## WHAT YOU NEED TO DO
Copy each line of the listing below where the word "time" turns up.

## DATA SHOWN

******************************

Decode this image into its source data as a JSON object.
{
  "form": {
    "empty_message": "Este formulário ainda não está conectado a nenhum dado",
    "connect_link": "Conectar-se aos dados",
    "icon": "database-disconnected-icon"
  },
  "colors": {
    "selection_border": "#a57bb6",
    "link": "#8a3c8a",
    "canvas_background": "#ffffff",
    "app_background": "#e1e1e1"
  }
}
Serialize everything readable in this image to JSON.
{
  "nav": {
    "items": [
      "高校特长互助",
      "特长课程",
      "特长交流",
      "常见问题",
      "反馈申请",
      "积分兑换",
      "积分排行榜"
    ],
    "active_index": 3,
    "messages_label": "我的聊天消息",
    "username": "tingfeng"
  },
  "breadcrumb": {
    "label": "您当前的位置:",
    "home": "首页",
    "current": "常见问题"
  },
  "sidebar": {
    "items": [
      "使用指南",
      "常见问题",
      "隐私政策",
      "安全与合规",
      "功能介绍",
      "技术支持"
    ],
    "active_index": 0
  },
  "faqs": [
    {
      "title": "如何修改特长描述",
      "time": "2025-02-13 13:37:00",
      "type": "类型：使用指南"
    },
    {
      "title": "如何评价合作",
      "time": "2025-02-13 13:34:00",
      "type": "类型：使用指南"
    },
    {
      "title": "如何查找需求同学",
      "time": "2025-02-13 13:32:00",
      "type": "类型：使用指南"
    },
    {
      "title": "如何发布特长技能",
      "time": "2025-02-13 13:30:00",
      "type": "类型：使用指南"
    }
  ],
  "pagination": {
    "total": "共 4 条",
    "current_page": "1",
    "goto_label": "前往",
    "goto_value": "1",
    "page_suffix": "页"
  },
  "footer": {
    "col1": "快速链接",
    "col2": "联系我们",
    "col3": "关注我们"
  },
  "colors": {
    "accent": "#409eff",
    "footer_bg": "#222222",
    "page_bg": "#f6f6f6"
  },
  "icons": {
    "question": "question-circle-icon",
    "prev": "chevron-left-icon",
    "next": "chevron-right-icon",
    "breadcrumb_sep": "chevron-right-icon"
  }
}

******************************

## RESPONSE AREA
      "time": "2025-02-13 13:37:00",
      "time": "2025-02-13 13:34:00",
      "time": "2025-02-13 13:32:00",
      "time": "2025-02-13 13:30:00",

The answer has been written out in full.